» **THE DATA**:
########################################
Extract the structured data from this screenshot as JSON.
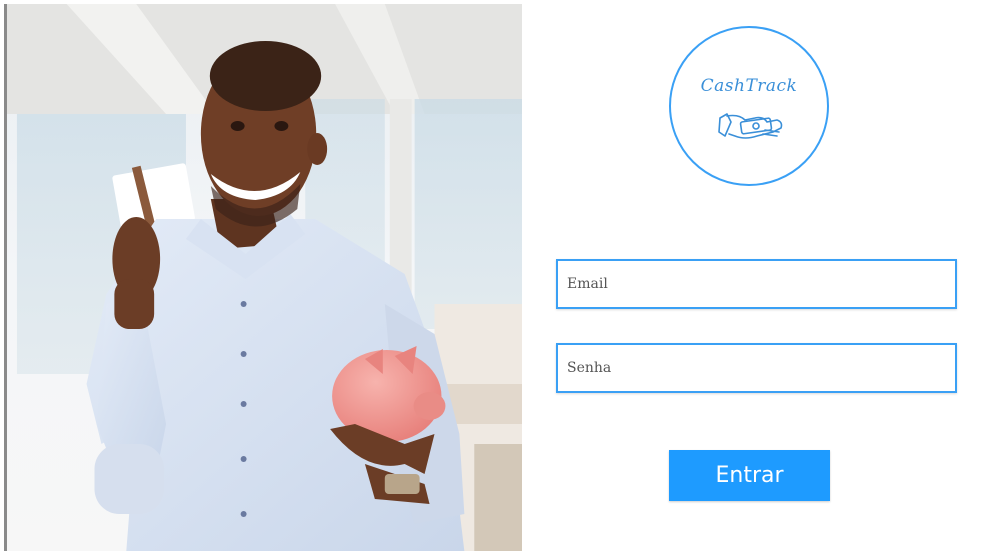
{
  "logo": {
    "brand_text": "CashTrack",
    "icon": "money-hand-icon",
    "accent_color": "#3aa0f5"
  },
  "form": {
    "email_placeholder": "Email",
    "password_placeholder": "Senha",
    "submit_label": "Entrar",
    "button_color": "#1e9bff"
  },
  "hero": {
    "image": "man-holding-card-and-piggy-bank"
  }
}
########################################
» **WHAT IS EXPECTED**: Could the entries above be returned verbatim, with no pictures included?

» **EXPECTED OUTPUT**:
Extract the structured data from this screenshot as JSON.
{
  "logo": {
    "brand_text": "CashTrack",
    "icon": "money-hand-icon",
    "accent_color": "#3aa0f5"
  },
  "form": {
    "email_placeholder": "Email",
    "password_placeholder": "Senha",
    "submit_label": "Entrar",
    "button_color": "#1e9bff"
  },
  "hero": {
    "image": "man-holding-card-and-piggy-bank"
  }
}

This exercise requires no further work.